___ SOURCE DATA ___

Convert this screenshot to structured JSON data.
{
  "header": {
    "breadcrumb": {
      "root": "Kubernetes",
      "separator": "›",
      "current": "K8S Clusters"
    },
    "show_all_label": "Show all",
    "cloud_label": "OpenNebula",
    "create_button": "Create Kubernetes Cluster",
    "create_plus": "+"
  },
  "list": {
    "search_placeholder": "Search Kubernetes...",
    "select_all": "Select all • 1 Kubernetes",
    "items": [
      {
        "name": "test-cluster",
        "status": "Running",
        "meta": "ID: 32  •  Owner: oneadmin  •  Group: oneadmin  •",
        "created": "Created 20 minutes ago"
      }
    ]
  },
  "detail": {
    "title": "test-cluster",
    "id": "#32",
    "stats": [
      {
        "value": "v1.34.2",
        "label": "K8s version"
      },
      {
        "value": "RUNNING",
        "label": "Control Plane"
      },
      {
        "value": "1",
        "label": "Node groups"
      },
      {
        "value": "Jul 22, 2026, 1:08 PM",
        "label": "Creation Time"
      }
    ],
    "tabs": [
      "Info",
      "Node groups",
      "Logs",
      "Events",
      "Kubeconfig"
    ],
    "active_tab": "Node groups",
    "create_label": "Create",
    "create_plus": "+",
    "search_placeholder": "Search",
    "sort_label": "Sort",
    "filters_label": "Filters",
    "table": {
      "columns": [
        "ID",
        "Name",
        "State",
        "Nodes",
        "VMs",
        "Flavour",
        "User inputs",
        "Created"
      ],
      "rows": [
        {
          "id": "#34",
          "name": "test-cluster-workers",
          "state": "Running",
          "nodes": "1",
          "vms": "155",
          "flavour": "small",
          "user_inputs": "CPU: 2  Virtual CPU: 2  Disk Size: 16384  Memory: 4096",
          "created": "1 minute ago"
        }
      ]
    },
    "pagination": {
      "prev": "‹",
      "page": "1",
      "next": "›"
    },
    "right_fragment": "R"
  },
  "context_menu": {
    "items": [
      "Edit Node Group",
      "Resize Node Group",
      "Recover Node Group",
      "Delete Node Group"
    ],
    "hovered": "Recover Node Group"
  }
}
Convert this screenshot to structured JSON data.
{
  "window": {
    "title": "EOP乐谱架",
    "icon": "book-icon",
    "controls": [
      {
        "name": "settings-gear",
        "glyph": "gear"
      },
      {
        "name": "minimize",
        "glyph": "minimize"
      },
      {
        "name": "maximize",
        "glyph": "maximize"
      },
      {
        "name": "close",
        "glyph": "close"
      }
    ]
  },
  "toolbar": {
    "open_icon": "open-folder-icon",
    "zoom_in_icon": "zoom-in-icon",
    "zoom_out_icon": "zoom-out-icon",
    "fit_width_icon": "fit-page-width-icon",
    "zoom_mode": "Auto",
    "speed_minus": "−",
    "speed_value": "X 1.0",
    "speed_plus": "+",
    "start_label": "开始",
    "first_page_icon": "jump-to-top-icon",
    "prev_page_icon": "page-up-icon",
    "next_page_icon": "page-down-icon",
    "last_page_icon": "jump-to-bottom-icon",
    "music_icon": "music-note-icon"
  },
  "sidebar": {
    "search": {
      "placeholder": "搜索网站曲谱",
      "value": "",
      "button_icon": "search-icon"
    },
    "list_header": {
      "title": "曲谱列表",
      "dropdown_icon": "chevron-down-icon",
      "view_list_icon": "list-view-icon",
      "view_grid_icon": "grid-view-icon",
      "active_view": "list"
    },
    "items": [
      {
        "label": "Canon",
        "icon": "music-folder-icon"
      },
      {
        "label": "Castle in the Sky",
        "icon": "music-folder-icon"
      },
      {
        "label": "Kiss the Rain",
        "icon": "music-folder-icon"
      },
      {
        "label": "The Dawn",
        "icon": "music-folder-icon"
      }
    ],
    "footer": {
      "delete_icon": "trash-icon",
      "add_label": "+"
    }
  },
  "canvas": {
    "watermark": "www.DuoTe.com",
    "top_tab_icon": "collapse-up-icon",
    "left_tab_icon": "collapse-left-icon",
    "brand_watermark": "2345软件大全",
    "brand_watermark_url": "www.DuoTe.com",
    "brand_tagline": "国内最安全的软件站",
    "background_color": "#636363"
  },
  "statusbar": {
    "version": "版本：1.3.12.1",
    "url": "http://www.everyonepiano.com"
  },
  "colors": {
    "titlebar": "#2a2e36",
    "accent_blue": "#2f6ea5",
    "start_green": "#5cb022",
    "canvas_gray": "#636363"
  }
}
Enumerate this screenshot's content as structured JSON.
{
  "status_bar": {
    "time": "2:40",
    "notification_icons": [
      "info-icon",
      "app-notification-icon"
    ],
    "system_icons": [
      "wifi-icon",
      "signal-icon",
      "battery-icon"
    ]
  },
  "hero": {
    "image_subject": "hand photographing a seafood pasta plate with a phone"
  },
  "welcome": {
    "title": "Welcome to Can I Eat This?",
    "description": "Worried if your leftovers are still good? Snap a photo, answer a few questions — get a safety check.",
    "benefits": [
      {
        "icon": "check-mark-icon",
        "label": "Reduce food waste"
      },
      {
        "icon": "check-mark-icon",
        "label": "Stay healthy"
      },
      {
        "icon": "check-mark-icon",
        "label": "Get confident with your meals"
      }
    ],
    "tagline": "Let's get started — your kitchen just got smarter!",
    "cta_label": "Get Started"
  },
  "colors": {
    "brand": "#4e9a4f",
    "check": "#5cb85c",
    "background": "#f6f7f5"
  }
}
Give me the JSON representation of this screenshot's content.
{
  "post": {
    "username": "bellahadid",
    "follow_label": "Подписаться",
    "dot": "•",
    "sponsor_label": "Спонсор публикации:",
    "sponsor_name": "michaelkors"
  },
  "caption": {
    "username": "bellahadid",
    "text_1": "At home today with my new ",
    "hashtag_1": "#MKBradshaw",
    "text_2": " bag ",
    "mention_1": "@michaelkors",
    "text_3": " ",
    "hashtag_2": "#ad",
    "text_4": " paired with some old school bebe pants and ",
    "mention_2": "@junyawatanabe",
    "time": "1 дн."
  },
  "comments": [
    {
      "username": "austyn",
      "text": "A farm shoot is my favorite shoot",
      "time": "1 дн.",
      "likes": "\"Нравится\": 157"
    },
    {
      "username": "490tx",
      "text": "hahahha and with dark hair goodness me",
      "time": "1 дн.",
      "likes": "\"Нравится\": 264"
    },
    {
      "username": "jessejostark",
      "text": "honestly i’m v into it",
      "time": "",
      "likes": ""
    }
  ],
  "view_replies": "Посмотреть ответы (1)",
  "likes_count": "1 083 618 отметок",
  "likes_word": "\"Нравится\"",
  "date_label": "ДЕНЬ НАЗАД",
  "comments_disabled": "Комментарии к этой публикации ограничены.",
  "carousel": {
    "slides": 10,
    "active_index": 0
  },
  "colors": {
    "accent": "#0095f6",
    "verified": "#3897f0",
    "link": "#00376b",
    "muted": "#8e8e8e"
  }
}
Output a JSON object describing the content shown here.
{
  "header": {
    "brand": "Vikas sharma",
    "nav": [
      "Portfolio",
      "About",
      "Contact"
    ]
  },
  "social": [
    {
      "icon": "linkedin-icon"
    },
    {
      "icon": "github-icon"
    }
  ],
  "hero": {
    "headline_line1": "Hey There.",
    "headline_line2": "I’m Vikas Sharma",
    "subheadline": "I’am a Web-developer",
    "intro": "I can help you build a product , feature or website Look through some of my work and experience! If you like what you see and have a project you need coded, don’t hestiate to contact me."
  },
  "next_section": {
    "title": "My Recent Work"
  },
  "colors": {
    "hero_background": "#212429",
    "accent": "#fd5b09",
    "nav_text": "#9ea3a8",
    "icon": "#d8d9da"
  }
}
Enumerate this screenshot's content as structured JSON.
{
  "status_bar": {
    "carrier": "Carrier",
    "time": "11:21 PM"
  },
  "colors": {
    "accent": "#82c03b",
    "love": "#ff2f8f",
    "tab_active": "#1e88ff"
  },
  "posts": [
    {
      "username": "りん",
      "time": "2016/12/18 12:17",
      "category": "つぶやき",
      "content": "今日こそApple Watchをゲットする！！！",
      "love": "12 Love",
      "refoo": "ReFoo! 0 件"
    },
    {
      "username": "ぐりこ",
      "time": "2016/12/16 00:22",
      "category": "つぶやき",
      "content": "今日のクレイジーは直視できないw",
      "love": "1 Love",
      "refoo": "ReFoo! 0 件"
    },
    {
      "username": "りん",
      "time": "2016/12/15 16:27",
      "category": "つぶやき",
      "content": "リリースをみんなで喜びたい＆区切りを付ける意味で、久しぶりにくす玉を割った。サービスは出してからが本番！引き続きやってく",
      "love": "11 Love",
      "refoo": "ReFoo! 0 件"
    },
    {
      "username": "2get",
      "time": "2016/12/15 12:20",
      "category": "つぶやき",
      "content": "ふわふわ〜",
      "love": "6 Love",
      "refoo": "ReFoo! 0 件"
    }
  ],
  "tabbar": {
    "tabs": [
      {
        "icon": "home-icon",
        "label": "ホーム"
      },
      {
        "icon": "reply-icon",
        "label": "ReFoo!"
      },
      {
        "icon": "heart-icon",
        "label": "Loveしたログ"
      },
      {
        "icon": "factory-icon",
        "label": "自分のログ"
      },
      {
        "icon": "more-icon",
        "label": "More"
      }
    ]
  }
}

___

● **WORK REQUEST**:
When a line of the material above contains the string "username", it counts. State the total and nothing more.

● **SOLUTION TO THIS EXERCISE**:
9